**EXERCISE DIRECTIONS**
Would you please copy every line from the records that contains the word "VEREINSMELDEBOGEN"?

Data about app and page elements

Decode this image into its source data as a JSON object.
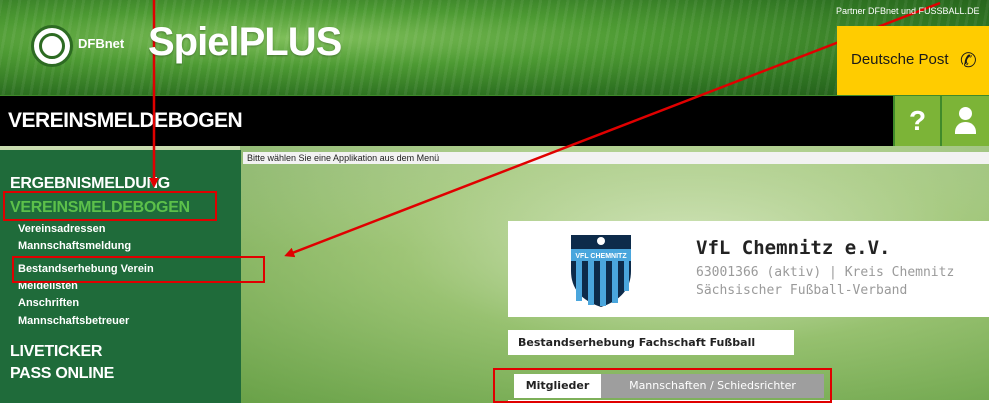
{
  "header": {
    "brand_small": "DFBnet",
    "brand": "SpielPLUS",
    "partner_text": "Partner DFBnet und FUSSBALL.DE",
    "sponsor": "Deutsche Post",
    "sponsor_icon": "post-horn-icon"
  },
  "titlebar": {
    "title": "VEREINSMELDEBOGEN",
    "help_label": "?",
    "user_icon": "user-icon"
  },
  "sidebar": {
    "items": [
      {
        "label": "ERGEBNISMELDUNG",
        "level": 1
      },
      {
        "label": "VEREINSMELDEBOGEN",
        "level": 1,
        "active": true
      },
      {
        "label": "Vereinsadressen",
        "level": 2
      },
      {
        "label": "Mannschaftsmeldung",
        "level": 2
      },
      {
        "label": "Bestandserhebung Verein",
        "level": 2
      },
      {
        "label": "Meldelisten",
        "level": 2
      },
      {
        "label": "Anschriften",
        "level": 2
      },
      {
        "label": "Mannschaftsbetreuer",
        "level": 2
      },
      {
        "label": "LIVETICKER",
        "level": 1
      },
      {
        "label": "PASS ONLINE",
        "level": 1
      }
    ]
  },
  "notice": "Bitte wählen Sie eine Applikation aus dem Menü",
  "club": {
    "crest_text": "VFL CHEMNITZ",
    "name": "VfL Chemnitz e.V.",
    "line1": "63001366 (aktiv) | Kreis Chemnitz",
    "line2": "Sächsischer Fußball-Verband"
  },
  "section_title": "Bestandserhebung Fachschaft Fußball",
  "tabs": {
    "members": "Mitglieder",
    "teams": "Mannschaften / Schiedsrichter"
  },
  "colors": {
    "sidebar_bg": "#1f6b3a",
    "accent_green": "#7cb437",
    "active_nav": "#5cc04a",
    "highlight_red": "#e00000",
    "sponsor_yellow": "#ffcc00"
  }
}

**ANSWER SECTION**
    "title": "VEREINSMELDEBOGEN",
        "label": "VEREINSMELDEBOGEN",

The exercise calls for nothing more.